*** Opening Input data ***

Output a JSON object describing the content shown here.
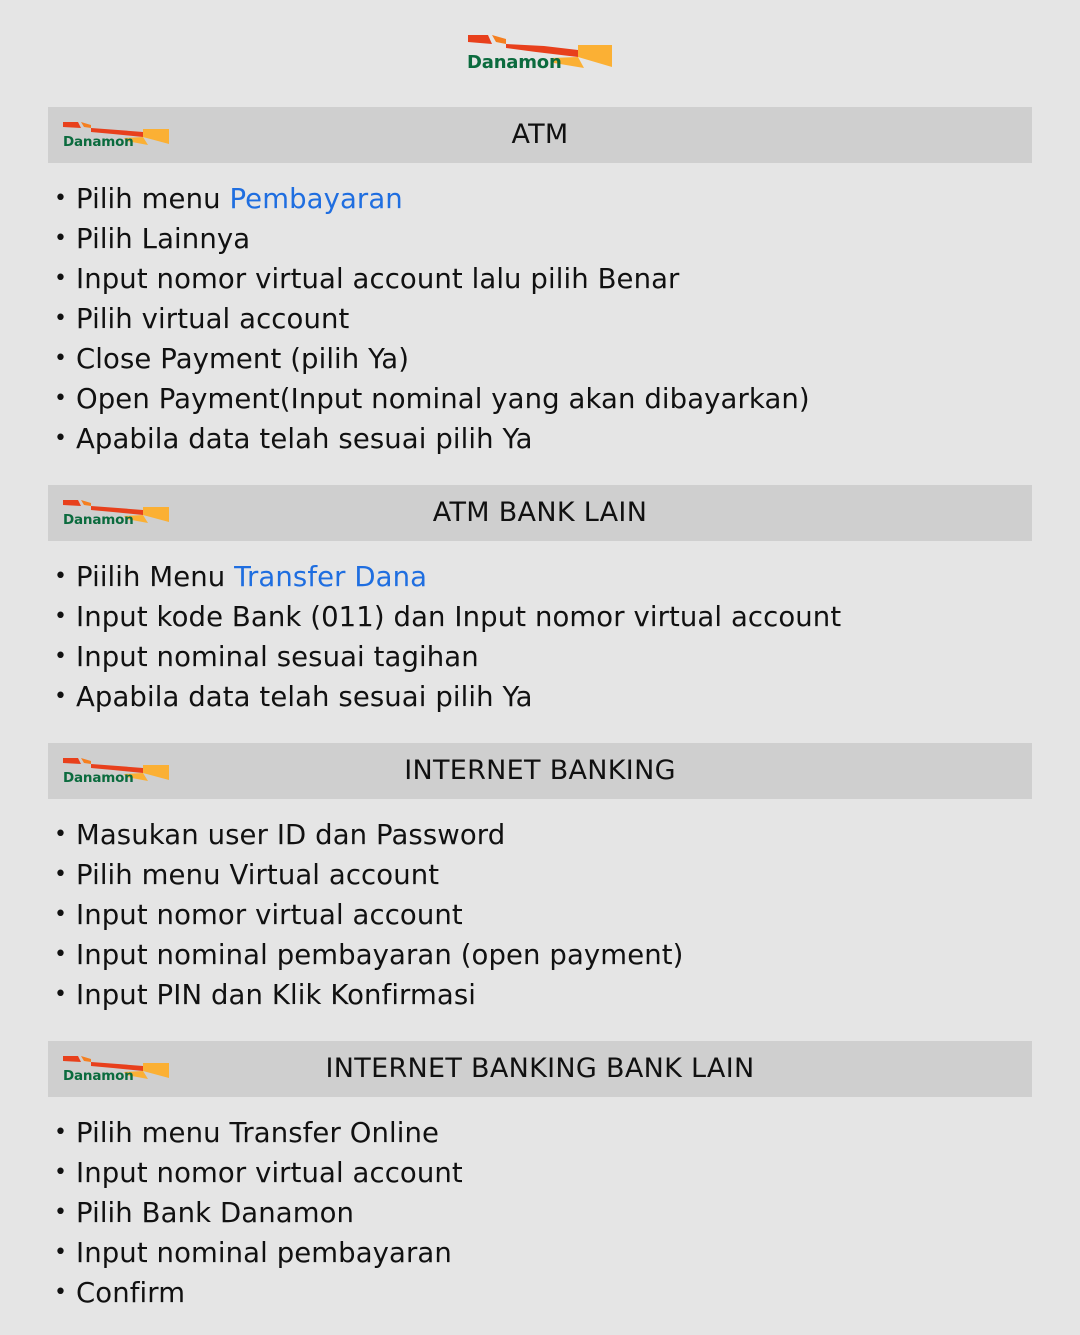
{
  "brand": {
    "name": "Danamon",
    "colors": {
      "green": "#0b6b3e",
      "red": "#e8401c",
      "orange": "#f57f20",
      "yellow": "#fbb034",
      "link": "#1f6ee0",
      "header_bg": "#cfcfcf",
      "page_bg": "#e5e5e5"
    }
  },
  "sections": [
    {
      "title": "ATM",
      "logo_text": "Danamon",
      "steps": [
        {
          "text": "Pilih menu ",
          "link": "Pembayaran"
        },
        {
          "text": "Pilih Lainnya"
        },
        {
          "text": "Input nomor virtual account lalu pilih Benar"
        },
        {
          "text": "Pilih virtual account"
        },
        {
          "text": "Close Payment (pilih Ya)"
        },
        {
          "text": "Open Payment(Input nominal yang akan dibayarkan)"
        },
        {
          "text": "Apabila data telah sesuai pilih Ya"
        }
      ]
    },
    {
      "title": "ATM BANK LAIN",
      "logo_text": "Danamon",
      "steps": [
        {
          "text": "Piilih Menu ",
          "link": "Transfer Dana"
        },
        {
          "text": "Input kode Bank (011) dan Input nomor virtual account"
        },
        {
          "text": "Input nominal sesuai tagihan"
        },
        {
          "text": "Apabila data telah sesuai pilih Ya"
        }
      ]
    },
    {
      "title": "INTERNET BANKING",
      "logo_text": "Danamon",
      "steps": [
        {
          "text": "Masukan user ID dan Password"
        },
        {
          "text": "Pilih menu Virtual account"
        },
        {
          "text": "Input nomor virtual account"
        },
        {
          "text": "Input nominal pembayaran (open payment)"
        },
        {
          "text": "Input PIN dan Klik Konfirmasi"
        }
      ]
    },
    {
      "title": "INTERNET BANKING BANK LAIN",
      "logo_text": "Danamon",
      "steps": [
        {
          "text": "Pilih menu Transfer Online"
        },
        {
          "text": "Input nomor virtual account"
        },
        {
          "text": "Pilih Bank Danamon"
        },
        {
          "text": "Input nominal pembayaran"
        },
        {
          "text": "Confirm"
        }
      ]
    }
  ],
  "bullet": "•"
}
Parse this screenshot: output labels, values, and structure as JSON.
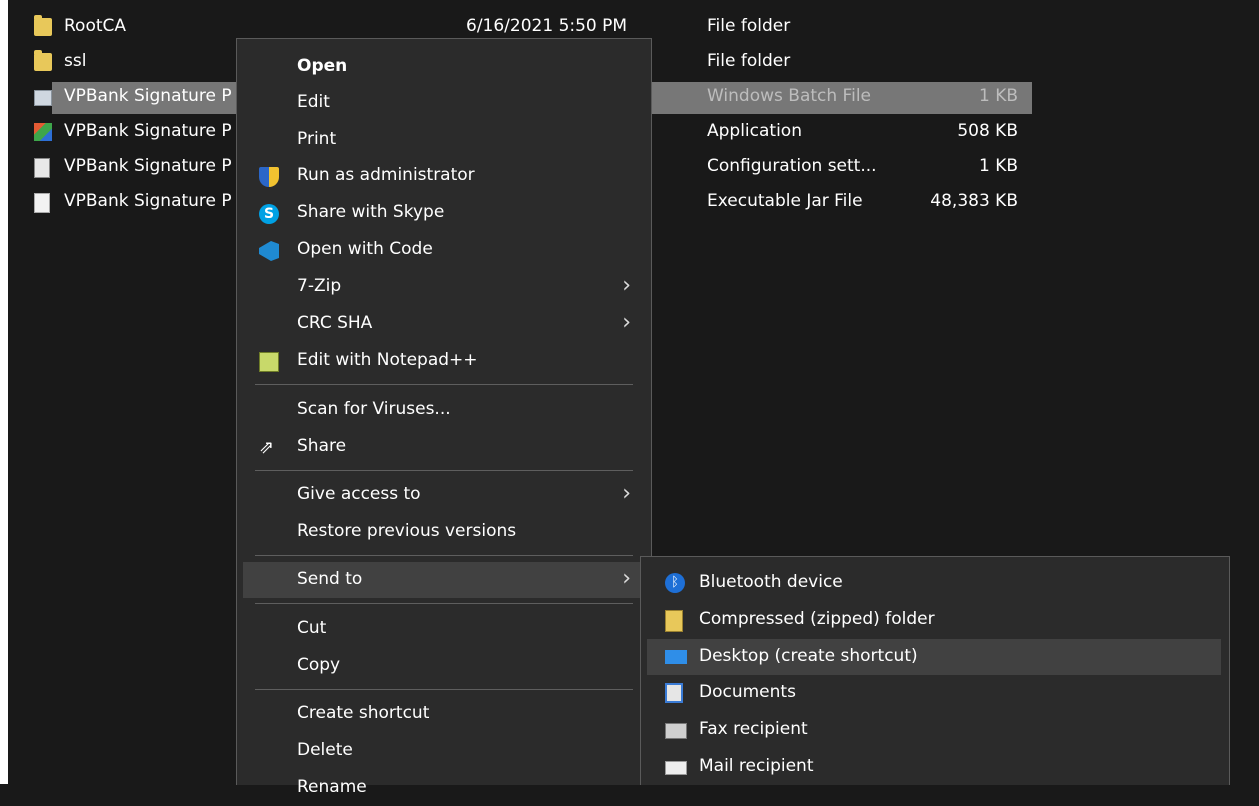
{
  "files": [
    {
      "name": "RootCA",
      "date": "6/16/2021 5:50 PM",
      "type": "File folder",
      "size": "",
      "icon": "folder-icon"
    },
    {
      "name": "ssl",
      "date": "",
      "type": "File folder",
      "size": "",
      "icon": "folder-icon"
    },
    {
      "name": "VPBank Signature P",
      "date": "",
      "type": "Windows Batch File",
      "size": "1 KB",
      "icon": "batch-file-icon"
    },
    {
      "name": "VPBank Signature P",
      "date": "",
      "type": "Application",
      "size": "508 KB",
      "icon": "application-icon"
    },
    {
      "name": "VPBank Signature P",
      "date": "",
      "type": "Configuration sett...",
      "size": "1 KB",
      "icon": "config-file-icon"
    },
    {
      "name": "VPBank Signature P",
      "date": "",
      "type": "Executable Jar File",
      "size": "48,383 KB",
      "icon": "jar-file-icon"
    }
  ],
  "context_menu": {
    "open": "Open",
    "edit": "Edit",
    "print": "Print",
    "run_as_admin": "Run as administrator",
    "share_skype": "Share with Skype",
    "open_with_code": "Open with Code",
    "seven_zip": "7-Zip",
    "crc_sha": "CRC SHA",
    "edit_notepadpp": "Edit with Notepad++",
    "scan_viruses": "Scan for Viruses...",
    "share": "Share",
    "give_access": "Give access to",
    "restore_versions": "Restore previous versions",
    "send_to": "Send to",
    "cut": "Cut",
    "copy": "Copy",
    "create_shortcut": "Create shortcut",
    "delete": "Delete",
    "rename": "Rename"
  },
  "send_to_menu": {
    "bluetooth": "Bluetooth device",
    "compressed": "Compressed (zipped) folder",
    "desktop": "Desktop (create shortcut)",
    "documents": "Documents",
    "fax": "Fax recipient",
    "mail": "Mail recipient"
  },
  "icons": {
    "chevron": "›",
    "share_glyph": "⇗",
    "bluetooth_glyph": "ᛒ",
    "skype_glyph": "S"
  },
  "colors": {
    "background": "#191919",
    "menu_background": "#2b2b2b",
    "hover": "#414141",
    "selection": "#777777"
  }
}
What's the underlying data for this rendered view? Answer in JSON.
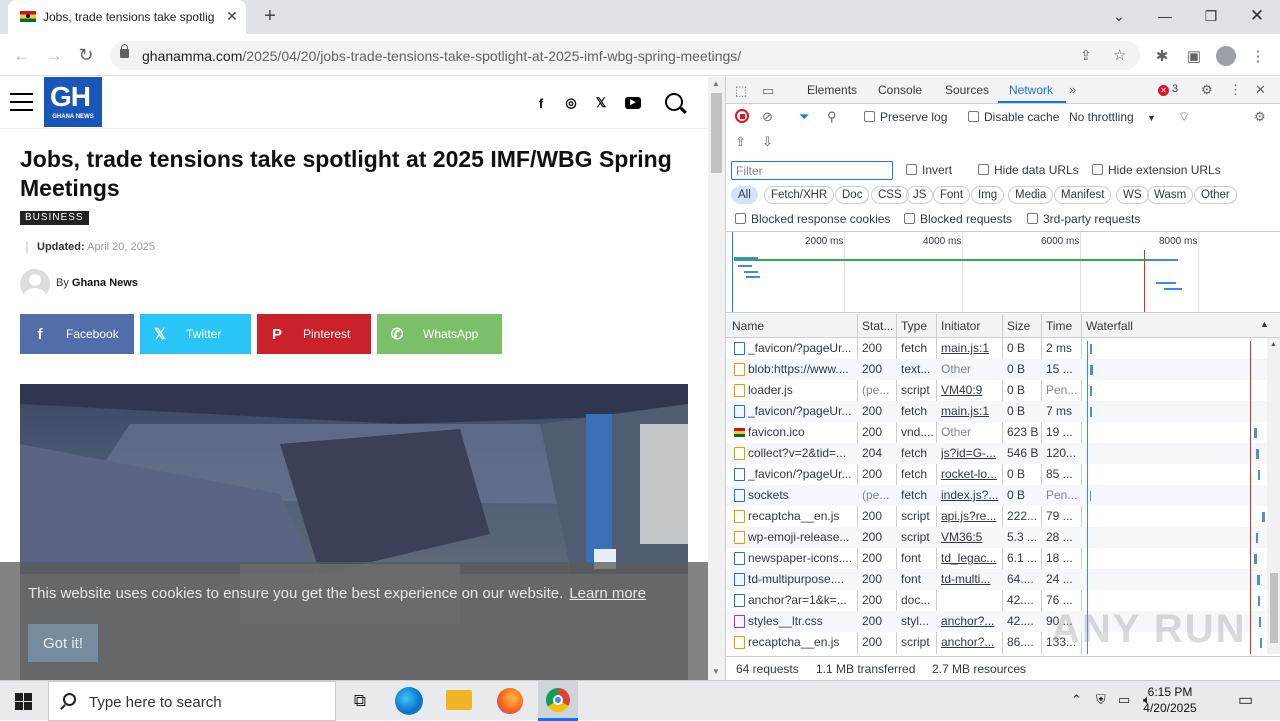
{
  "browser": {
    "tab_title": "Jobs, trade tensions take spotlig",
    "url_domain": "ghanamma.com",
    "url_path": "/2025/04/20/jobs-trade-tensions-take-spotlight-at-2025-imf-wbg-spring-meetings/"
  },
  "site": {
    "logo_text": "GH",
    "logo_sub": "GHANA NEWS",
    "headline": "Jobs, trade tensions take spotlight at 2025 IMF/WBG Spring Meetings",
    "category": "BUSINESS",
    "updated_label": "Updated:",
    "updated_date": "April 20, 2025",
    "by_label": "By",
    "author": "Ghana News",
    "share": [
      {
        "label": "Facebook",
        "icon": "f",
        "color": "#516eab"
      },
      {
        "label": "Twitter",
        "icon": "𝕏",
        "color": "#29c5f6"
      },
      {
        "label": "Pinterest",
        "icon": "P",
        "color": "#ca212a"
      },
      {
        "label": "WhatsApp",
        "icon": "✆",
        "color": "#7bbf6a"
      }
    ],
    "cookie_text": "This website uses cookies to ensure you get the best experience on our website.",
    "cookie_link": "Learn more",
    "cookie_button": "Got it!"
  },
  "devtools": {
    "tabs": [
      "Elements",
      "Console",
      "Sources",
      "Network"
    ],
    "active_tab": "Network",
    "error_count": "3",
    "preserve_log": "Preserve log",
    "disable_cache": "Disable cache",
    "throttling": "No throttling",
    "filter_placeholder": "Filter",
    "invert": "Invert",
    "hide_data_urls": "Hide data URLs",
    "hide_extension_urls": "Hide extension URLs",
    "type_filters": [
      "All",
      "Fetch/XHR",
      "Doc",
      "CSS",
      "JS",
      "Font",
      "Img",
      "Media",
      "Manifest",
      "WS",
      "Wasm",
      "Other"
    ],
    "blocked_cookies": "Blocked response cookies",
    "blocked_requests": "Blocked requests",
    "third_party": "3rd-party requests",
    "overview_ticks": [
      "2000 ms",
      "4000 ms",
      "6000 ms",
      "8000 ms"
    ],
    "columns": [
      "Name",
      "Stat...",
      "Type",
      "Initiator",
      "Size",
      "Time",
      "Waterfall"
    ],
    "rows": [
      {
        "name": "_favicon/?pageUr...",
        "status": "200",
        "type": "fetch",
        "initiator": "main.js:1",
        "size": "0 B",
        "time": "2 ms",
        "icon": "doc"
      },
      {
        "name": "blob:https://www....",
        "status": "200",
        "type": "text...",
        "initiator": "Other",
        "size": "0 B",
        "time": "15 ...",
        "icon": "script"
      },
      {
        "name": "loader.js",
        "status": "(pe...",
        "type": "script",
        "initiator": "VM40:9",
        "size": "0 B",
        "time": "Pen...",
        "icon": "script"
      },
      {
        "name": "_favicon/?pageUr...",
        "status": "200",
        "type": "fetch",
        "initiator": "main.js:1",
        "size": "0 B",
        "time": "7 ms",
        "icon": "doc"
      },
      {
        "name": "favicon.ico",
        "status": "200",
        "type": "vnd....",
        "initiator": "Other",
        "size": "623 B",
        "time": "19 ...",
        "icon": "fav"
      },
      {
        "name": "collect?v=2&tid=...",
        "status": "204",
        "type": "fetch",
        "initiator": "js?id=G-...",
        "size": "546 B",
        "time": "120...",
        "icon": "script"
      },
      {
        "name": "_favicon/?pageUr...",
        "status": "200",
        "type": "fetch",
        "initiator": "rocket-lo...",
        "size": "0 B",
        "time": "85 ...",
        "icon": "doc"
      },
      {
        "name": "sockets",
        "status": "(pe...",
        "type": "fetch",
        "initiator": "index.js?...",
        "size": "0 B",
        "time": "Pen...",
        "icon": "doc"
      },
      {
        "name": "recaptcha__en.js",
        "status": "200",
        "type": "script",
        "initiator": "api.js?re...",
        "size": "222...",
        "time": "79 ...",
        "icon": "script"
      },
      {
        "name": "wp-emoji-release...",
        "status": "200",
        "type": "script",
        "initiator": "VM36:5",
        "size": "5.3 ...",
        "time": "28 ...",
        "icon": "script"
      },
      {
        "name": "newspaper-icons....",
        "status": "200",
        "type": "font",
        "initiator": "td_legac...",
        "size": "6.1 ...",
        "time": "18 ...",
        "icon": "font"
      },
      {
        "name": "td-multipurpose....",
        "status": "200",
        "type": "font",
        "initiator": "td-multi...",
        "size": "64....",
        "time": "24 ...",
        "icon": "font"
      },
      {
        "name": "anchor?ar=1&k=...",
        "status": "200",
        "type": "doc...",
        "initiator": "",
        "size": "42....",
        "time": "76 ...",
        "icon": "doc"
      },
      {
        "name": "styles__ltr.css",
        "status": "200",
        "type": "styl...",
        "initiator": "anchor?...",
        "size": "42....",
        "time": "90 ...",
        "icon": "css"
      },
      {
        "name": "recaptcha__en.js",
        "status": "200",
        "type": "script",
        "initiator": "anchor?...",
        "size": "86....",
        "time": "133...",
        "icon": "script"
      }
    ],
    "footer_requests": "64 requests",
    "footer_transferred": "1.1 MB transferred",
    "footer_resources": "2.7 MB resources"
  },
  "taskbar": {
    "search_placeholder": "Type here to search",
    "time": "6:15 PM",
    "date": "4/20/2025"
  },
  "watermark": "ANY RUN"
}
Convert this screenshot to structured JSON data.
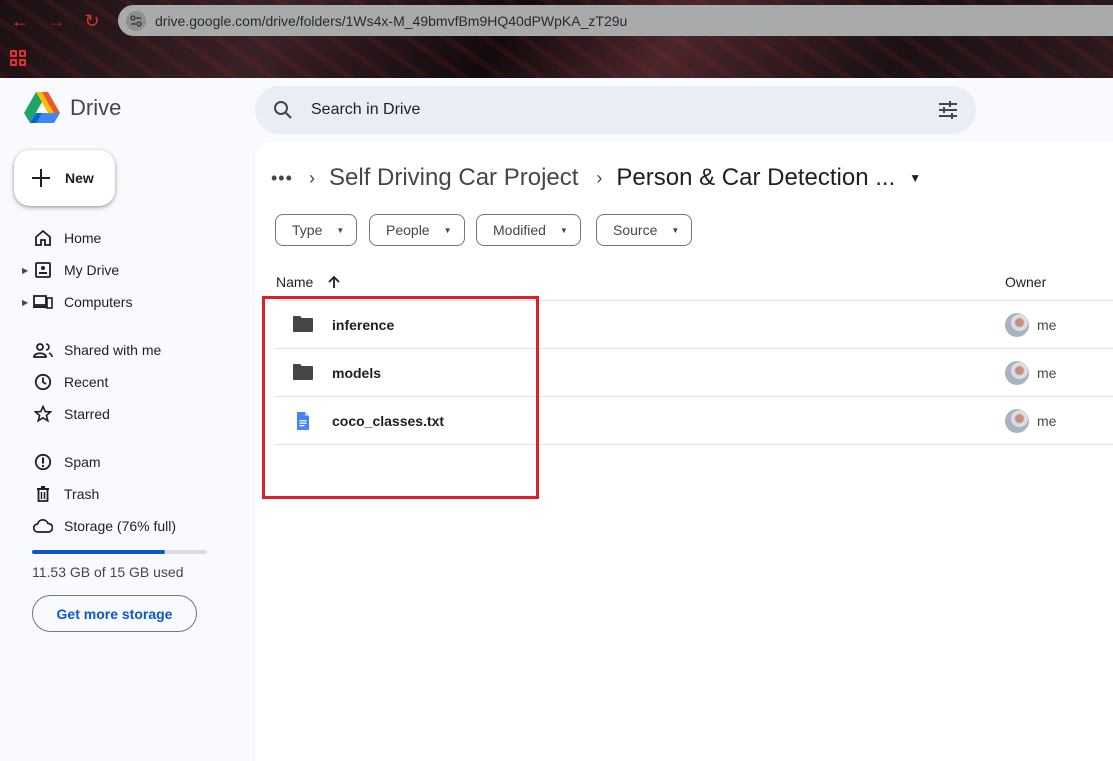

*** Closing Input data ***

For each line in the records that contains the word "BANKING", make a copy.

      "title": "INTERNET BANKING",
      "title": "INTERNET BANKING BANK LAIN",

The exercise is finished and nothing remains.